Lake Opouahi plays an important part in enhancing Hawke’s Bay’s kiwi population. Home to a 40-hectare kiwi crèche surrounded by a 3.3km predator-proof fence, it requires intensive pest management work. 

Conservation group the Environment, Conservation and Outdoor Education Trust (ECOED), established the crèche in 2002. As part of their ongoing work to reverse the decline of kiwi in the area, the Trust delivers outdoor education and coordinates predator trapping with volunteers.

Volunteers checking traps

ECOED volunteers have raised and returned more than 275 chicks into the wild.

Recently, our Hawke's Bay branch spent a day with ECOED learning how to set and clear traps, so they will be able to take ownership of a trap line in the area. The activity is part of Crombie Lockwood's commitment to supporting the survival of kiwi, through our partnership with national charity Kiwis for kiwi. The branch volunteers will be heading out at regular intervals throughout the year. 

To date, ECOED volunteers have raised and returned more than 275 chicks into the Kaweka Forest Park, around 70km inland from Napier. 

Meanwhile In Taranaki, Crombie Lockwood Branch Director, Aaron Hickson, alongside Andrew Wallace from NZI, has also been checking trap lines on Mount Taranaki in a bid to ensure the kiwi population in the area remains in good health.

During one wet and windy day on the mountain, Aaron and Andrew managed to clear and reset 39 traps, catching four rats in the process.

“Seeing first-hand what’s required to keep kiwi protected from predators certainly sets home how big a job it is,” said Aaron.

The traps – of which there are hundreds spread around Mount Taranaki – need clearing monthly during spring and summer.

Aaron clears a trap

Pests such as stoats, rats and mice are a huge threat to kiwi.

"Working closely with kiwi conservation groups at a local level is a vital part of ensuring the future survival of kiwi at a national level,” says Ross Halpin of Kiwis for kiwi. 

“We are reliant on hard-working volunteers, as well as the funding of sponsor partners, such as Crombie Lockwood.

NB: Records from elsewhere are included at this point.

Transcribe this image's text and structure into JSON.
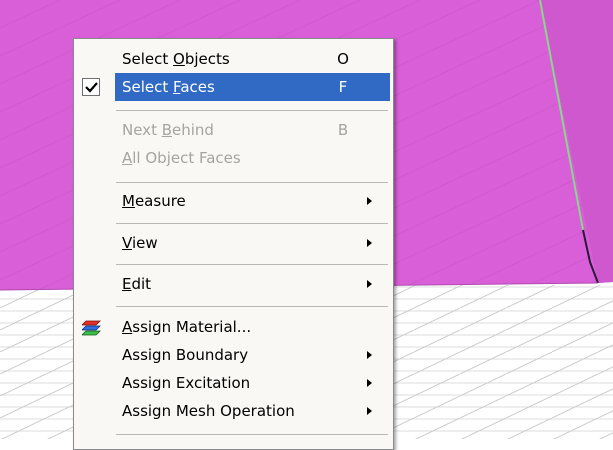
{
  "scene": {
    "colors": {
      "surface_top": "#d85fd8",
      "surface_edge": "#c557c5",
      "ground": "#ffffff",
      "grid_line": "#c9c9c9",
      "green_edge": "#8ad68a",
      "dark_edge": "#2a1a3a"
    }
  },
  "context_menu": {
    "items": [
      {
        "pre": "Select ",
        "key": "O",
        "post": "bjects",
        "shortcut": "O",
        "checked": false,
        "disabled": false,
        "submenu": false
      },
      {
        "pre": "Select ",
        "key": "F",
        "post": "aces",
        "shortcut": "F",
        "checked": true,
        "disabled": false,
        "submenu": false,
        "highlighted": true
      },
      {
        "pre": "Next ",
        "key": "B",
        "post": "ehind",
        "shortcut": "B",
        "checked": false,
        "disabled": true,
        "submenu": false
      },
      {
        "pre": "",
        "key": "A",
        "post": "ll Object Faces",
        "shortcut": "",
        "checked": false,
        "disabled": true,
        "submenu": false
      },
      {
        "pre": "",
        "key": "M",
        "post": "easure",
        "shortcut": "",
        "checked": false,
        "disabled": false,
        "submenu": true
      },
      {
        "pre": "",
        "key": "V",
        "post": "iew",
        "shortcut": "",
        "checked": false,
        "disabled": false,
        "submenu": true
      },
      {
        "pre": "",
        "key": "E",
        "post": "dit",
        "shortcut": "",
        "checked": false,
        "disabled": false,
        "submenu": true
      },
      {
        "pre": "",
        "key": "A",
        "post": "ssign Material...",
        "shortcut": "",
        "checked": false,
        "disabled": false,
        "submenu": false,
        "icon": "assign-material-icon"
      },
      {
        "pre": "Assign Boundary",
        "key": "",
        "post": "",
        "shortcut": "",
        "checked": false,
        "disabled": false,
        "submenu": true
      },
      {
        "pre": "Assign Excitation",
        "key": "",
        "post": "",
        "shortcut": "",
        "checked": false,
        "disabled": false,
        "submenu": true
      },
      {
        "pre": "Assign Mesh Operation",
        "key": "",
        "post": "",
        "shortcut": "",
        "checked": false,
        "disabled": false,
        "submenu": true
      }
    ]
  }
}
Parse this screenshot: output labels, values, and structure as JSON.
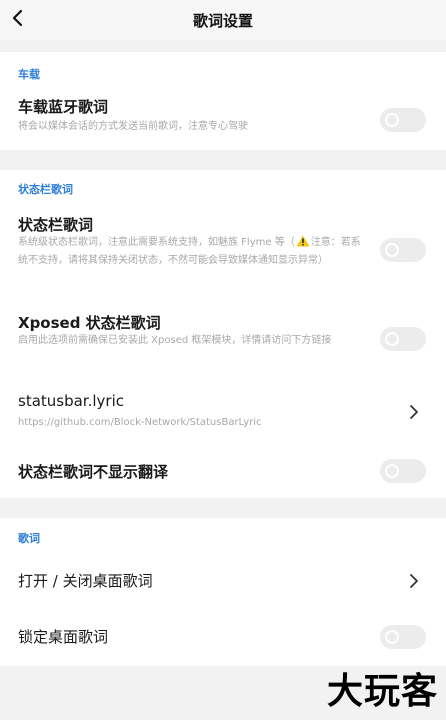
{
  "header": {
    "title": "歌词设置",
    "back_icon": "chevron-left-icon"
  },
  "car": {
    "section_title": "车载",
    "bluetooth_title": "车载蓝牙歌词",
    "bluetooth_desc": "将会以媒体会话的方式发送当前歌词，注意专心驾驶",
    "bluetooth_enabled": false
  },
  "statusbar": {
    "section_title": "状态栏歌词",
    "lyric_title": "状态栏歌词",
    "lyric_desc_part1": "系统级状态栏歌词，注意此需要系统支持，如魅族 Flyme 等（",
    "lyric_desc_part2": "注意：若系统不支持，请将其保持关闭状态，不然可能会导致媒体通知显示异常）",
    "lyric_enabled": false,
    "xposed_title": "Xposed 状态栏歌词",
    "xposed_desc": "启用此选项前需确保已安装此 Xposed 框架模块，详情请访问下方链接",
    "xposed_enabled": false,
    "link_title": "statusbar.lyric",
    "link_url": "https://github.com/Block-Network/StatusBarLyric",
    "no_translate_title": "状态栏歌词不显示翻译",
    "no_translate_enabled": false
  },
  "lyrics": {
    "section_title": "歌词",
    "desktop_toggle_title": "打开 / 关闭桌面歌词",
    "lock_title": "锁定桌面歌词",
    "lock_enabled": false
  },
  "watermark": "大玩客",
  "colors": {
    "accent": "#2f7fd8",
    "background": "#f2f2f2",
    "toggle_off": "#ececec",
    "warning": "#f5c518"
  }
}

If we are able to establish centres such as the predator free sanctuary and burrow facility at Wairakei, as well as educate New Zealanders everywhere about the importance of ensuring the survival of kiwi, then we are heading in the right direction together.”

 

curve1

Need to talk?

Call us now
0800 276 624
curve2
curve3

Find a broker